[Start of section]

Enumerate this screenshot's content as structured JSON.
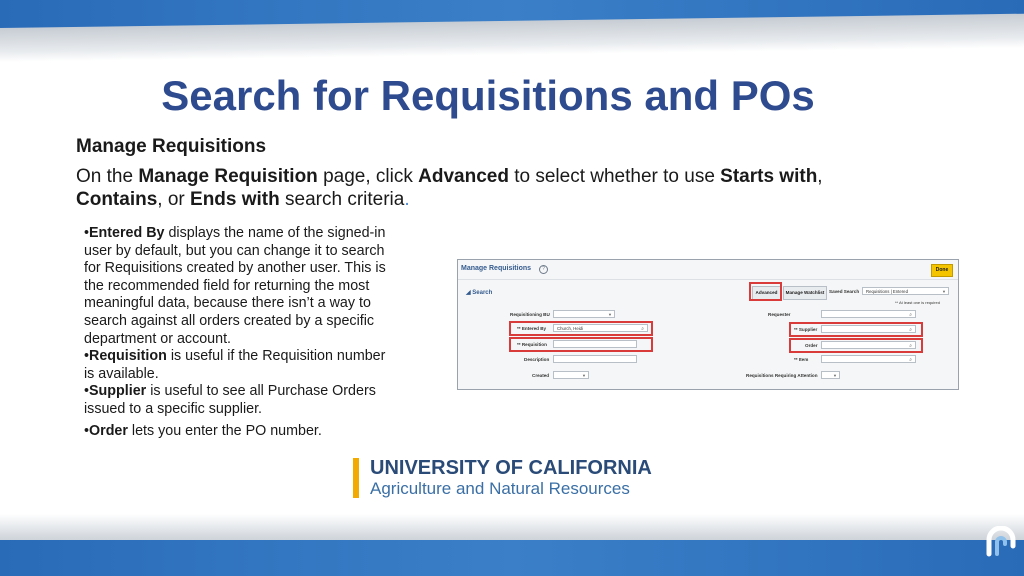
{
  "slide": {
    "title": "Search for Requisitions and POs",
    "subheading": "Manage Requisitions",
    "intro": {
      "p1": "On the ",
      "b1": "Manage Requisition",
      "p2": " page, click ",
      "b2": "Advanced",
      "p3": " to select whether to use ",
      "b3": "Starts with",
      "p4": ",",
      "b4": "Contains",
      "p5": ", or ",
      "b5": "Ends with",
      "p6": " search criteria",
      "p7": "."
    },
    "bullets": [
      {
        "bold": "Entered By",
        "text": " displays the name of the signed-in user by default, but you can change it to search for Requisitions created by another user.  This is the recommended field for returning the most meaningful data, because there isn’t a way to search against all orders created by a specific department or account."
      },
      {
        "bold": "Requisition",
        "text": " is useful if the Requisition number is available."
      },
      {
        "bold": "Supplier",
        "text": " is useful to see all Purchase Orders issued to a specific supplier."
      },
      {
        "bold": "Order",
        "text": " lets you enter the PO number."
      }
    ],
    "bullet_prefix": "•"
  },
  "screenshot": {
    "header": "Manage Requisitions",
    "done": "Done",
    "search": "Search",
    "advanced": "Advanced",
    "manage_watchlist": "Manage Watchlist",
    "saved_search": "Saved Search",
    "saved_search_value": "Requisitions | Entered",
    "required_note": "** At least one is required",
    "labels": {
      "requisitioning_bu": "Requisitioning BU",
      "entered_by": "Entered By",
      "requisition": "Requisition",
      "description": "Description",
      "created": "Created",
      "requester": "Requester",
      "supplier": "Supplier",
      "order": "Order",
      "item": "Item",
      "attention": "Requisitions Requiring Attention"
    },
    "values": {
      "entered_by": "Church, Heidi"
    },
    "required_marker": "**"
  },
  "logo": {
    "line1": "UNIVERSITY OF CALIFORNIA",
    "line2": "Agriculture and Natural Resources"
  },
  "colors": {
    "title": "#2e4b8f",
    "band_blue": "#2a6bb8",
    "highlight_red": "#d93a3a",
    "logo_gold": "#f2a900"
  }
}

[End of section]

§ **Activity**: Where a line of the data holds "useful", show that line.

§ **The completed task**:
        "text": " is useful if the Requisition number is available."
        "text": " is useful to see all Purchase Orders issued to a specific supplier."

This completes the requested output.